Task objective — Write out the records again, exactly, leaving none out.

Entries from a dataset of interfaces
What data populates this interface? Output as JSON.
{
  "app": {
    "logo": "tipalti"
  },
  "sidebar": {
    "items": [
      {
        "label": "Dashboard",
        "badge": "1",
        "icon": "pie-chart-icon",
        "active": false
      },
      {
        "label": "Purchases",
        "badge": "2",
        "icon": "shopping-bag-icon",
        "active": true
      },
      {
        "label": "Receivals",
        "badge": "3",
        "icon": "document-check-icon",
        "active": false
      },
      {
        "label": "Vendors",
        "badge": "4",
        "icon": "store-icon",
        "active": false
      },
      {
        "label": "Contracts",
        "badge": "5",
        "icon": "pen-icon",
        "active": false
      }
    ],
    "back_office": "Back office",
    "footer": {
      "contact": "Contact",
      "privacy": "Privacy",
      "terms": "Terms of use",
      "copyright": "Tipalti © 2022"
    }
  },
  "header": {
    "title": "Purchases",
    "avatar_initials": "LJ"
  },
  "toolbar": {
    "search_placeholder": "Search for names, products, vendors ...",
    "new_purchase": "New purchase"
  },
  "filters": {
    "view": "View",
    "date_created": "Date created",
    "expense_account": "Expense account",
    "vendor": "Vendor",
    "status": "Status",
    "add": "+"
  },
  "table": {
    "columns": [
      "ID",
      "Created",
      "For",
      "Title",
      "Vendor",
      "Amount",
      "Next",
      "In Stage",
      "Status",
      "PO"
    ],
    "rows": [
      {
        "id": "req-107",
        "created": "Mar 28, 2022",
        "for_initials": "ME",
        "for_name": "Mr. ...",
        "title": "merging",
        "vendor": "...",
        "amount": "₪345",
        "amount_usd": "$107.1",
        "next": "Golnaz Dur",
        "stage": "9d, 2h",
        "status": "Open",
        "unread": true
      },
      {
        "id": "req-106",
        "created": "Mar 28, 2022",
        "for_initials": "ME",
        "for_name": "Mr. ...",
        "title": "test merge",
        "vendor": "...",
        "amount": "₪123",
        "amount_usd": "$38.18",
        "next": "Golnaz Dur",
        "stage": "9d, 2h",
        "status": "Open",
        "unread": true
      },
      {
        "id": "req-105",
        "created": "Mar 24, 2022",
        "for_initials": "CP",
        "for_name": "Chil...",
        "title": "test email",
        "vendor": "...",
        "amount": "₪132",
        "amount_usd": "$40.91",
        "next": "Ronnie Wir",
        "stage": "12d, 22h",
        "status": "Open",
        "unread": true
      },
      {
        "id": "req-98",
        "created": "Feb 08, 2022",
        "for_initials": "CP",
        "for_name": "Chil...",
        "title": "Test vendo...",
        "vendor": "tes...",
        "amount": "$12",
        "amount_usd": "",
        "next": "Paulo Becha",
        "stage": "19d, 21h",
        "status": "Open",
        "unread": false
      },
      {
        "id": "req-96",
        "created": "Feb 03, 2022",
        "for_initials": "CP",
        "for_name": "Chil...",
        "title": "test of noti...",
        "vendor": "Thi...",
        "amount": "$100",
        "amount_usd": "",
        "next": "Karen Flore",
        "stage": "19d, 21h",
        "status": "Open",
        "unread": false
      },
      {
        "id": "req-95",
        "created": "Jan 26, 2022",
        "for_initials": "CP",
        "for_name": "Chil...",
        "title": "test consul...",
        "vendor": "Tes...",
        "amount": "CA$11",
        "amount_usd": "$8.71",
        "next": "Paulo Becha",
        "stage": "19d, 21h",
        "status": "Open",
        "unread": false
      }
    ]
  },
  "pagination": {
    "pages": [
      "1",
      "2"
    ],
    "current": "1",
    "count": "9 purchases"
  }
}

Answer to this problem —
What data populates this interface? Output as JSON.
{
  "app": {
    "logo": "tipalti"
  },
  "sidebar": {
    "items": [
      {
        "label": "Dashboard",
        "badge": "1",
        "icon": "pie-chart-icon",
        "active": false
      },
      {
        "label": "Purchases",
        "badge": "2",
        "icon": "shopping-bag-icon",
        "active": true
      },
      {
        "label": "Receivals",
        "badge": "3",
        "icon": "document-check-icon",
        "active": false
      },
      {
        "label": "Vendors",
        "badge": "4",
        "icon": "store-icon",
        "active": false
      },
      {
        "label": "Contracts",
        "badge": "5",
        "icon": "pen-icon",
        "active": false
      }
    ],
    "back_office": "Back office",
    "footer": {
      "contact": "Contact",
      "privacy": "Privacy",
      "terms": "Terms of use",
      "copyright": "Tipalti © 2022"
    }
  },
  "header": {
    "title": "Purchases",
    "avatar_initials": "LJ"
  },
  "toolbar": {
    "search_placeholder": "Search for names, products, vendors ...",
    "new_purchase": "New purchase"
  },
  "filters": {
    "view": "View",
    "date_created": "Date created",
    "expense_account": "Expense account",
    "vendor": "Vendor",
    "status": "Status",
    "add": "+"
  },
  "table": {
    "columns": [
      "ID",
      "Created",
      "For",
      "Title",
      "Vendor",
      "Amount",
      "Next",
      "In Stage",
      "Status",
      "PO"
    ],
    "rows": [
      {
        "id": "req-107",
        "created": "Mar 28, 2022",
        "for_initials": "ME",
        "for_name": "Mr. ...",
        "title": "merging",
        "vendor": "...",
        "amount": "₪345",
        "amount_usd": "$107.1",
        "next": "Golnaz Dur",
        "stage": "9d, 2h",
        "status": "Open",
        "unread": true
      },
      {
        "id": "req-106",
        "created": "Mar 28, 2022",
        "for_initials": "ME",
        "for_name": "Mr. ...",
        "title": "test merge",
        "vendor": "...",
        "amount": "₪123",
        "amount_usd": "$38.18",
        "next": "Golnaz Dur",
        "stage": "9d, 2h",
        "status": "Open",
        "unread": true
      },
      {
        "id": "req-105",
        "created": "Mar 24, 2022",
        "for_initials": "CP",
        "for_name": "Chil...",
        "title": "test email",
        "vendor": "...",
        "amount": "₪132",
        "amount_usd": "$40.91",
        "next": "Ronnie Wir",
        "stage": "12d, 22h",
        "status": "Open",
        "unread": true
      },
      {
        "id": "req-98",
        "created": "Feb 08, 2022",
        "for_initials": "CP",
        "for_name": "Chil...",
        "title": "Test vendo...",
        "vendor": "tes...",
        "amount": "$12",
        "amount_usd": "",
        "next": "Paulo Becha",
        "stage": "19d, 21h",
        "status": "Open",
        "unread": false
      },
      {
        "id": "req-96",
        "created": "Feb 03, 2022",
        "for_initials": "CP",
        "for_name": "Chil...",
        "title": "test of noti...",
        "vendor": "Thi...",
        "amount": "$100",
        "amount_usd": "",
        "next": "Karen Flore",
        "stage": "19d, 21h",
        "status": "Open",
        "unread": false
      },
      {
        "id": "req-95",
        "created": "Jan 26, 2022",
        "for_initials": "CP",
        "for_name": "Chil...",
        "title": "test consul...",
        "vendor": "Tes...",
        "amount": "CA$11",
        "amount_usd": "$8.71",
        "next": "Paulo Becha",
        "stage": "19d, 21h",
        "status": "Open",
        "unread": false
      }
    ]
  },
  "pagination": {
    "pages": [
      "1",
      "2"
    ],
    "current": "1",
    "count": "9 purchases"
  }
}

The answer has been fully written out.